So now you have code that you are in control of (the connect() calls you make yourself) and code that does magic behind the scenes (the connect() calls made via setupUi() from the boilerplate code).

I don't know how many times I have sat with the debugger and puzzled about "How in the heck is this slot being called? I haven't called connect() anywhere." Eventually I start looking in the UI file and find there is an implicit signal / slot connection I had forgotten all about.

So now I don't allow Qt Designer to do any slot editing for me - all of it is done through explicit connect() calls in code -I- write. Yes, I have to type a few more lines, but I can see exactly what is happening with the UI and change it in one place.

davidm71
17th April 2018, 19:11
So your saying its more efficient to hard code the connect signal and slot connections?

d_stranz
17th April 2018, 23:45
So your saying its more efficient to hard code the connect signal and slot connections?

Not necessarily. In one case you do a bunch of mouse clicks in Qt Designer, in the other you write a line of code.

The point is that by using Qt Designer to create and connect your signals and slots you can't open your cpp file and see everything that is going on in the UI. Instead, if you've made connections using Qt Designer, you need to look there in the .ui file for those, and if you've also made other connect() calls in your own code (to non-GUI QObject-based classes, for example), you need to look in the .cpp file also.

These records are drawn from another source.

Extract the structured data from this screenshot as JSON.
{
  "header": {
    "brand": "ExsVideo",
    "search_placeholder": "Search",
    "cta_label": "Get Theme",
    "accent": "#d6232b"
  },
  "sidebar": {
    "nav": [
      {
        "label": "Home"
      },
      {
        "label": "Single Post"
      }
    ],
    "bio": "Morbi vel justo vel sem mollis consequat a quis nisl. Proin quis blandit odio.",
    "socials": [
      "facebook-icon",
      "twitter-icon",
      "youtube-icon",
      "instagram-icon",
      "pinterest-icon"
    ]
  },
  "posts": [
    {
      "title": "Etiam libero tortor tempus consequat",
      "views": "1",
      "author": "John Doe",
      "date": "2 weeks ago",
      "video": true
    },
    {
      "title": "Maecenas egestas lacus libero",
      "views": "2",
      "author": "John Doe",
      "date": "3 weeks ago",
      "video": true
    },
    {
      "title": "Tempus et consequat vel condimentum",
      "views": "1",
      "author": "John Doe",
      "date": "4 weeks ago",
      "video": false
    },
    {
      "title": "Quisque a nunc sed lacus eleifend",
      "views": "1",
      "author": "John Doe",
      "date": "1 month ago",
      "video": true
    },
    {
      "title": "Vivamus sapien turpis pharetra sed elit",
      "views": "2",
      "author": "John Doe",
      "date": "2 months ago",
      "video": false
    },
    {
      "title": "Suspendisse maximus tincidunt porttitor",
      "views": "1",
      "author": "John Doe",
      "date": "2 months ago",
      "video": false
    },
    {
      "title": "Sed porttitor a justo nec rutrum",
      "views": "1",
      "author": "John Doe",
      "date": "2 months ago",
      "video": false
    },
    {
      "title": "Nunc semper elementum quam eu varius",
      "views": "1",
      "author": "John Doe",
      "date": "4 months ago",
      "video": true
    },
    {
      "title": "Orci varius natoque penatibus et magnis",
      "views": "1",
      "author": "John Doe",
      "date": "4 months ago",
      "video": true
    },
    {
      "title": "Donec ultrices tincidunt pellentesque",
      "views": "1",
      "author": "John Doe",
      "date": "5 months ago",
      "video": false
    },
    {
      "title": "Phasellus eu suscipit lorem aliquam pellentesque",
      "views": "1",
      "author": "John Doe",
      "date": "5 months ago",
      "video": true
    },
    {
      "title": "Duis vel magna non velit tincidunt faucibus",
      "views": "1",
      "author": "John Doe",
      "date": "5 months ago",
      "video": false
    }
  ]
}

My preference is to make all connect() calls manually in the cpp file. I have everything in front of me where I can see it in one place and don't have to remember that some other connect calls occurred in a different place.